▶ **Your goal**
For each line of the data below that holds "Zimmer", copy the line.

▶ **Excerpted records**
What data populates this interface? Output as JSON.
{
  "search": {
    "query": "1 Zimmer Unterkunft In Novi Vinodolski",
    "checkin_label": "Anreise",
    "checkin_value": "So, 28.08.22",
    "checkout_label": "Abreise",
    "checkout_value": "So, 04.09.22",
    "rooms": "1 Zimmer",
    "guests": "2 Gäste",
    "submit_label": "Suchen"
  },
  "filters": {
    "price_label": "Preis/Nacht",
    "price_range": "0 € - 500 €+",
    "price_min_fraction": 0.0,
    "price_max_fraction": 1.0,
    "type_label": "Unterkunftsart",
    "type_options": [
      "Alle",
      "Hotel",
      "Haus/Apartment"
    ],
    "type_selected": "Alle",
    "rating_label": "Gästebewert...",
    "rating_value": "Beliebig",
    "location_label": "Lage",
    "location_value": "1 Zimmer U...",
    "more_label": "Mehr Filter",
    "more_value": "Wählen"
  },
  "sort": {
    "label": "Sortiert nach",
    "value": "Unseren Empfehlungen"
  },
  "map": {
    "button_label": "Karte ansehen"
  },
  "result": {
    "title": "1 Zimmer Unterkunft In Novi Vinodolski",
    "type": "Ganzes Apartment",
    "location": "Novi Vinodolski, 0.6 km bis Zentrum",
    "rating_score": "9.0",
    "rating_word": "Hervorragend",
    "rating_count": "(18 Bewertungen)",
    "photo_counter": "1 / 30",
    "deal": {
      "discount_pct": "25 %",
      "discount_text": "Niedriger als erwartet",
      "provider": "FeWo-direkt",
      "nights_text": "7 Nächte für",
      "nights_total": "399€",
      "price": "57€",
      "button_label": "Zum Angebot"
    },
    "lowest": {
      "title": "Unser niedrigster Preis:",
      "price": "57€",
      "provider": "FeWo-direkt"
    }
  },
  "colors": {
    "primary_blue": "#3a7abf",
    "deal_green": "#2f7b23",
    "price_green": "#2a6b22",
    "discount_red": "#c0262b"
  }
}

▶ **Response to this task**
    "query": "1 Zimmer Unterkunft In Novi Vinodolski",
    "rooms": "1 Zimmer",
    "location_value": "1 Zimmer U...",
    "title": "1 Zimmer Unterkunft In Novi Vinodolski",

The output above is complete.